However, it would be historically wrong as well as politically expensive to delink the two revolutions, paving the way to the evolution of deep splits within the revolutionary body, the major actor of change in both revolutions. There should not be a discontinuation between the two events, save for the exclusion of the respective enemies of the people. On the other hand, it is not uncommon to see multiple waves within the same revolution: the course of any revolution is a function of its leadership, ideology, visionary changes in the internal front, reactions in the international context, and so on. The stages of any given revolution have been postulated by historians like the US academic Crane Brinton in his Anatomy of Revolution, for example.
Some commentators have endorsed the description of the 30 June Revolution as a second or third phase of the 25 January Revolution. The terms “wave” or “phase” are to some extent inadequate to describe the June Revolution, however, given its political repercussions on the domestic, regional and global levels. Nevertheless, whether a phase or wave in a larger process, the fact remains that the June Revolution was the climatic scene of the 25 January Revolution, with perhaps the same key actors — the masses, political vanguard and army — playing the same respective roles.
Politics may be taboo or risky, but artists throughout history have found ways to be subversive or rebellious to oppression. But for some artists, avoiding politics is impossible. Their impact casts a shadow over society and affects the calculated behavior of every individual Egyptian. To avoid repression, Egyptian artists create social and political commentary using Aesopian methods.
Dirar put on an exhibition addressing the hopelessness of Egypt’s youth following the revolution called “Waiting To Leave.” Many Egyptians had lost hope in their revolution and began seeking a future abroad.

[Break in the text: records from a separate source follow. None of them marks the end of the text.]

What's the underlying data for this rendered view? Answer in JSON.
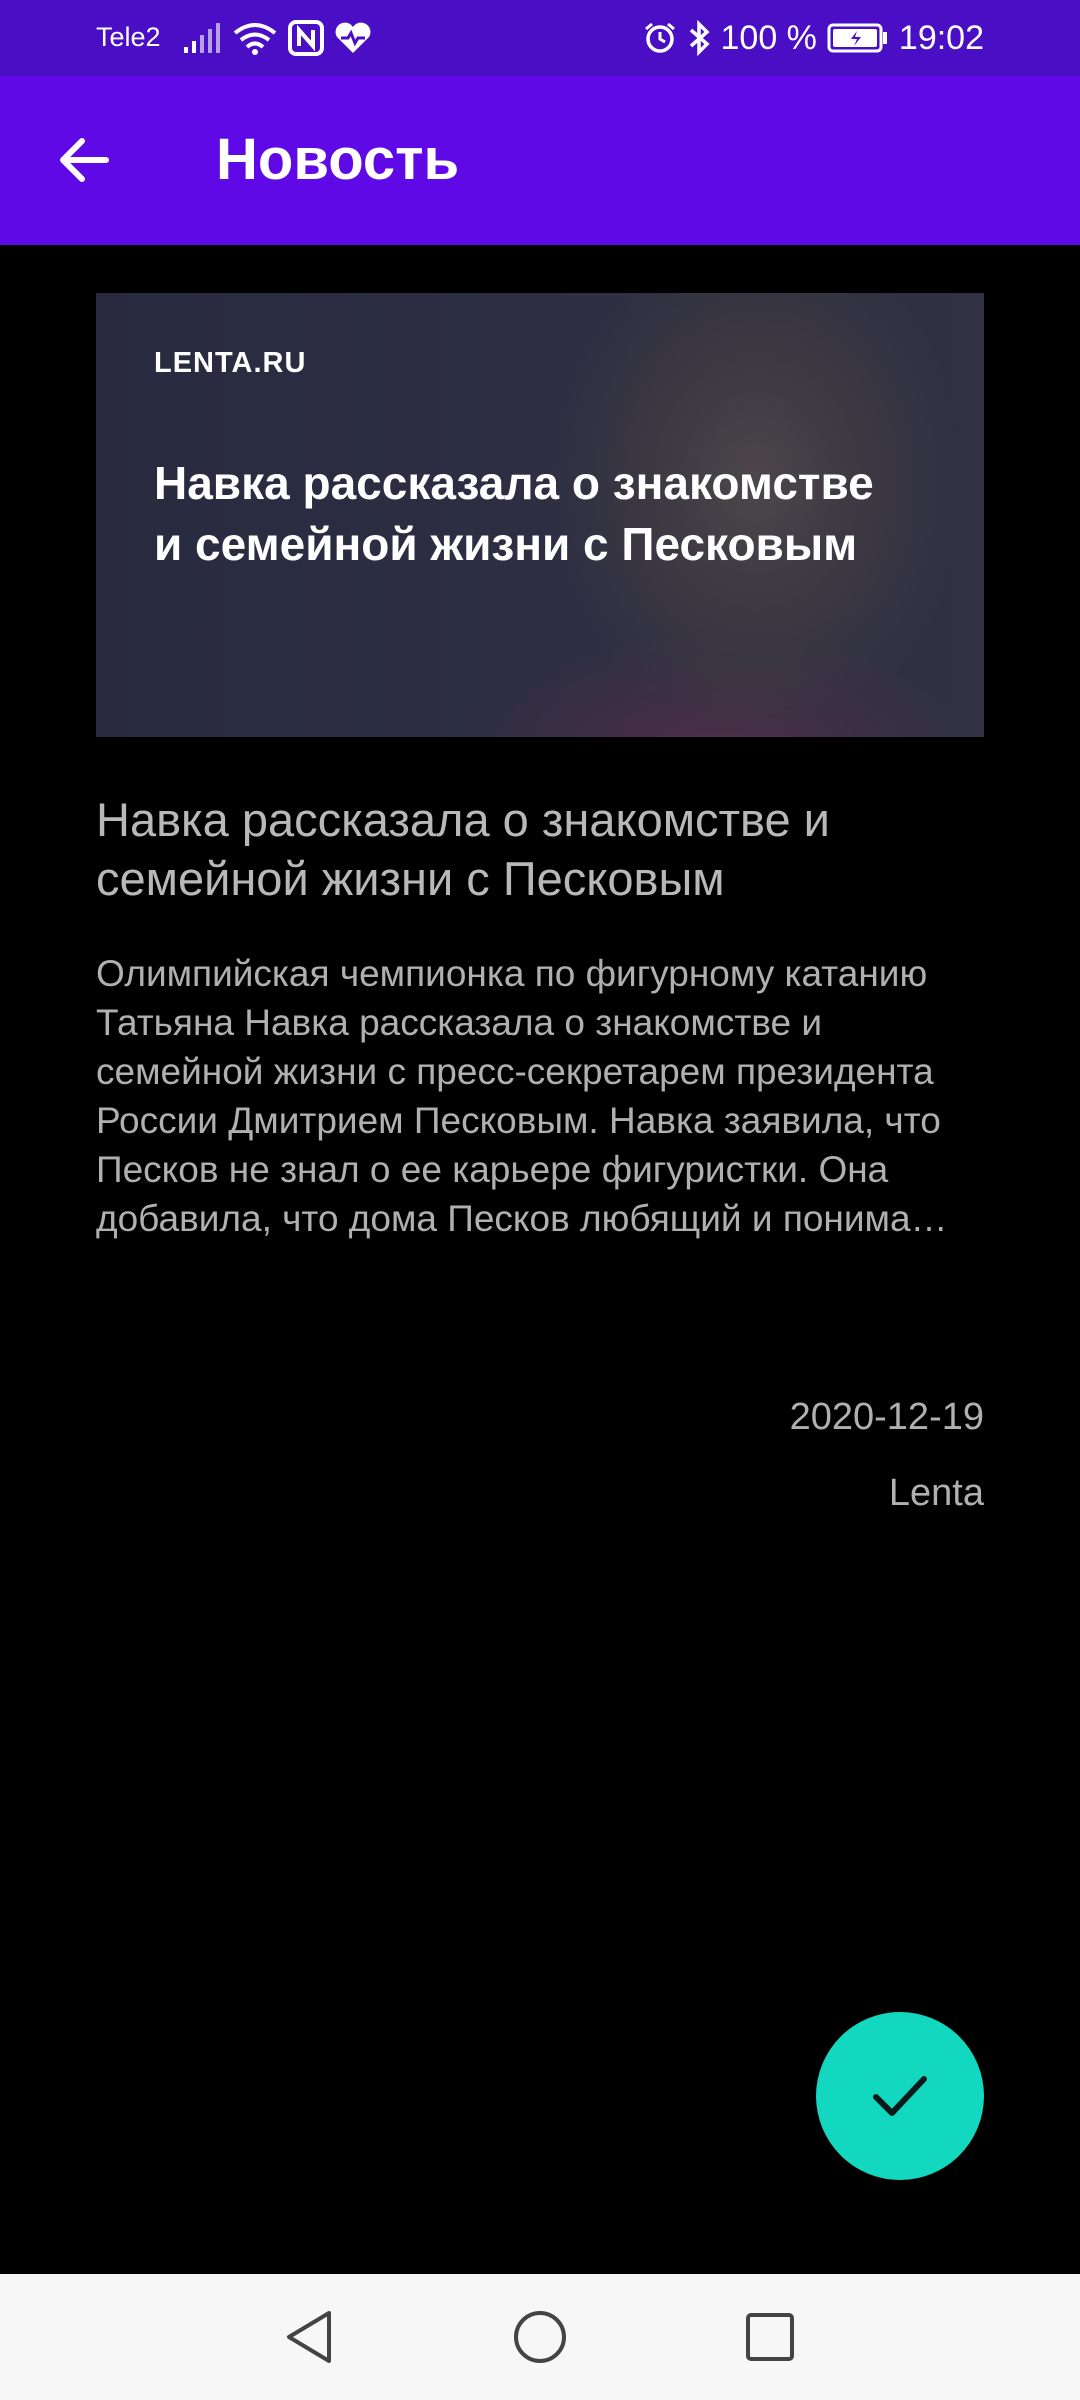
{
  "status_bar": {
    "carrier": "Tele2",
    "battery": "100 %",
    "time": "19:02",
    "icons": [
      "signal-icon",
      "wifi-icon",
      "nfc-icon",
      "health-icon",
      "alarm-icon",
      "bluetooth-icon",
      "battery-icon"
    ]
  },
  "app_bar": {
    "title": "Новость",
    "back_icon": "arrow-back-icon"
  },
  "hero": {
    "logo": "LENTA.RU",
    "headline": "Навка рассказала о знакомстве и семейной жизни с Песковым"
  },
  "article": {
    "title": "Навка рассказала о знакомстве и семейной жизни с Песковым",
    "body": "Олимпийская чемпионка по фигурному катанию Татьяна Навка рассказала о знакомстве и семейной жизни с пресс-секретарем президента России Дмитрием Песковым. Навка заявила, что Песков не знал о ее карьере фигуристки. Она добавила, что дома Песков любящий и понима…",
    "date": "2020-12-19",
    "source": "Lenta"
  },
  "fab": {
    "icon": "check-icon",
    "color": "#12d8c0"
  },
  "colors": {
    "app_bar": "#5f0ae6",
    "status_bar": "#4a0fc4",
    "background": "#000000"
  },
  "nav_bar": {
    "icons": [
      "nav-back-icon",
      "nav-home-icon",
      "nav-recents-icon"
    ]
  }
}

Using indirect symbolism is a method of protection for artists against repressive regimes. But the objective can also be misinterpreted or missed outright by an artist’s audience, as Dirar found out firsthand with his bindle project. He said the audience didn’t understand how to interact or interpret the bindle. Nonetheless, it’s a necessity for artists fearing repercussion from a state that fears the power that art carries.
While political instability and chaos can provide inspiration for artists, however, Dirar still wants his country to move beyond the troubles that have been so ubiquitous since 2011.
“Like any artist I hope things begin to progress towards fostering an open and peaceful environment,
and after all the hardships this country has endured, that we can live in safety and stability.”
~ Hossam Dirar